Where will the pandemic take the US?

By Martin Jacques , Published: 2020/12/01 20:40:40

The White House Photo: Xinhua

Joe Biden will be remembered as an extraordinarily weak president. He narrowly won the presidency. Having refused to accept the result, President Donald Trump has already started his campaign for 2024. Three quarters of Republicans similarly do not accept the result. There will probably be a Republican majority in the Senate. Trump has already ensured a big right-wing majority in the Supreme Court. All of this leaves Biden with little room to maneuver on domestic policy.

The area where he will have some latitude is foreign policy. But even here he will be seriously constrained. The US is considerably weaker than it was at the turn of the century. Two major events in particular have served to shift the balance of power away from the US and toward China. The first was the financial crisis in 2008, which seriously undermined the US. The second is in play now: the pandemic will almost certainly have an even bigger effect than the 2008 crisis in serving to weaken the US. The country that Barack Obama assumed the presidency of in 2008 is not the country that Joe Biden will become president of in January, 2021: its global influence has been seriously reduced.

Joe Biden Photo: VCG

Trump's foreign policy tacitly recognized this. Between 1945 and 2016, the US pursued a strategy of global hegemony based on multilateral institutions and Western alliances. Trump rejected this approach in favor of a return to the nationalism and isolationism which had informed US foreign policy prior to 1939. America engaged in a partial retreat from the world in the face of its decline. Even on China we can see the same kind of retreat. The strategy of engagement was based on two assumptions: China's economic rise would be unsustainable and China would never threaten America's economic ascendancy; and China's economic rise would inevitably result in the adoption of a Western-style political system. Both these assumptions proved wrong. In response, the US retreated from its engagement with China and pursued a more antagonistic and much less ambitious approach.

Illustration: Liu Rui/GT

Biden might adopt a softer attitude toward China, but it is very unlikely there will be any major shift. He will not demonize China in the manner of Trump. And he will not seek regime change as Secretary of State Mike Pompeo has advocated. But there will be no return to anything like the engagement policy that prevailed between 1970 and 2016. First, there has been a major shift among Americans, both Republican and Democrat, toward a more hostile approach towards China. And second, Trump and the Republicans will be vigilant in seeking to ensure that Biden does not backslide in his approach on China. This does not preclude the possibility of limited cooperation on an issue like climate change. But because of the shift in popular attitudes, Biden is likely to be closer to Trump than Obama on China. It will be a long time before we can envisage another serious rapprochement between China and the US and when it happens, as it will one day, it will be on a very different basis to the 1970-2016 engagement policy.

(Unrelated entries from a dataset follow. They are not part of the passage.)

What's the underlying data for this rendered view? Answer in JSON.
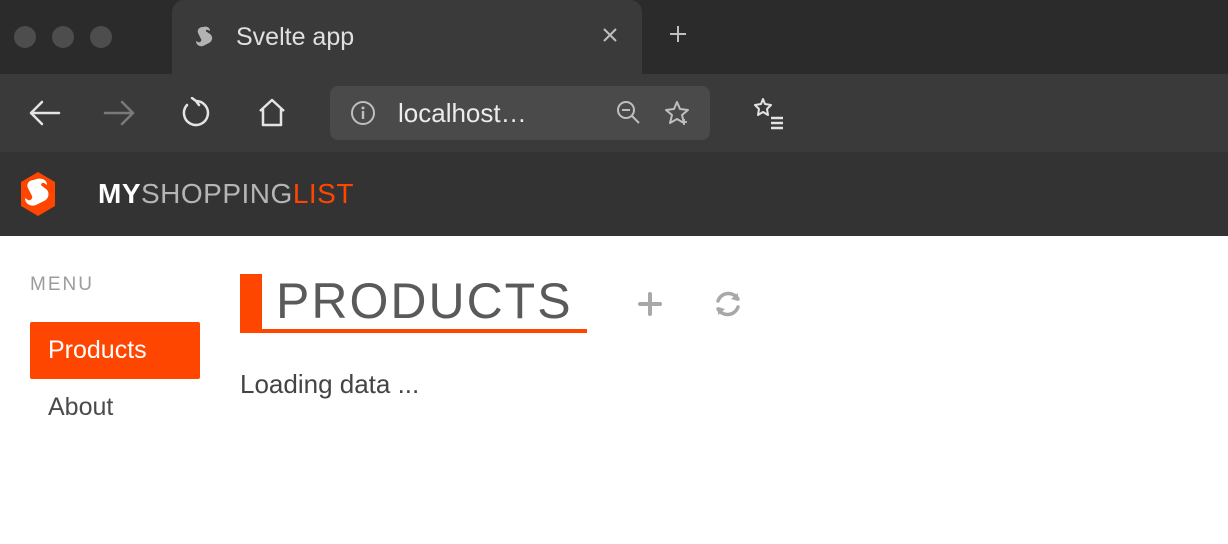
{
  "browser": {
    "tab_title": "Svelte app",
    "address_text": "localhost…"
  },
  "header": {
    "brand_part1": "MY",
    "brand_part2": "SHOPPING",
    "brand_part3": "LIST"
  },
  "sidebar": {
    "menu_label": "MENU",
    "items": [
      {
        "label": "Products",
        "active": true
      },
      {
        "label": "About",
        "active": false
      }
    ]
  },
  "main": {
    "heading": "PRODUCTS",
    "loading_text": "Loading data ..."
  }
}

Meanwhile, Biden will, in all likelihood, seek to adopt a more multilateral approach toward America's allies in Europe and Asia Pacific, with China firmly in mind as the adversary. There is already talk of a US-EU summit early next year. It is also likely that Biden will seek membership of the Paris agreement on climate change, the WHO, probably the Iran nuclear deal, and perhaps the revised TPP.

Important as US foreign policy is, the key question that demands our attention is the state of America and what the future might hold. America is not the same country as it was in 2000. It is now deeply divided and increasingly polarized. The underlying reason is America's decline. Although still widely denied, it is now patently clear.

The US is a troubled country: That is why it could elect a right-wing populist maverick like Trump. The causes of the ever-intensifying divisions are manifold, including the huge inequalities in income and wealth and the country's historic and continuing failure to address systemic discrimination against African-Americans. Americans are hopelessly divided on a constantly expanding range of issues. Where once Democrats and Republicans shared some common ground, now there is virtually none. The polarization has reached the point where governance is close to paralysis. Americans are now even asking whether its democracy can survive. The outlook can only be described as bleak. Almost 300,000 people have died from the pandemic and the number is rising rapidly. Half the population say they will refuse the vaccine. The economy has been hobbled. The real wages of many will fall. Unemployment is predicted to reach around 7 percent. The financial crisis led to Trump. Where might America find itself in the wake of the pandemic?

The author was until recently a Senior Fellow at the Department of Politics and International Studies at Cambridge University. He is a Visiting Professor at the Institute of Modern International Relations at Tsinghua University and a Senior Fellow at the China Institute, Fudan University. Follow him on twitter @martjacques. opinion@globaltimes.com.cn